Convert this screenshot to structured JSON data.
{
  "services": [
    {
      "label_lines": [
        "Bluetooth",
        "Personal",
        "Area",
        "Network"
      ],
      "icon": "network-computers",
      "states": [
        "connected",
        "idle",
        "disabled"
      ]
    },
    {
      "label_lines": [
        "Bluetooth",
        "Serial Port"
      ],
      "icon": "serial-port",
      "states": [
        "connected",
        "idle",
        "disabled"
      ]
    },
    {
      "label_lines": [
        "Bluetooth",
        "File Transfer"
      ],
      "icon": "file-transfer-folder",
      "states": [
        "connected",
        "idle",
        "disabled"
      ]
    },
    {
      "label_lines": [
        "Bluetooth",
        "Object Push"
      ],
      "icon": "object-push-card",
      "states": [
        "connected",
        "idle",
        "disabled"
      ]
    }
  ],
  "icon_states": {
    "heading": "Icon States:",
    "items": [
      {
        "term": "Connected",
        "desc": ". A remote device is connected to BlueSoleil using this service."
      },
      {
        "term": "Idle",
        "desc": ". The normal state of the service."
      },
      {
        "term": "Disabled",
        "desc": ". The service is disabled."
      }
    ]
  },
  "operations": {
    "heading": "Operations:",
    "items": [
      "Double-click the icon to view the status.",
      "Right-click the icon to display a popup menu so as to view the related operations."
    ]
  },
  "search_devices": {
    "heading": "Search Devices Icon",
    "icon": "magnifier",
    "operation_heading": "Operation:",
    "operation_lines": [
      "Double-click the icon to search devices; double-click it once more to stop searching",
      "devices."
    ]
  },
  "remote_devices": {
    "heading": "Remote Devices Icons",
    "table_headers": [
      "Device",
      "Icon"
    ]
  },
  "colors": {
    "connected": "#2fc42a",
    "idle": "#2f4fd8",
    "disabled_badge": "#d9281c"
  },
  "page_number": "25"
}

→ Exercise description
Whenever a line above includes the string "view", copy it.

→ Task result
      "Double-click the icon to view the status.",
      "Right-click the icon to display a popup menu so as to view the related operations."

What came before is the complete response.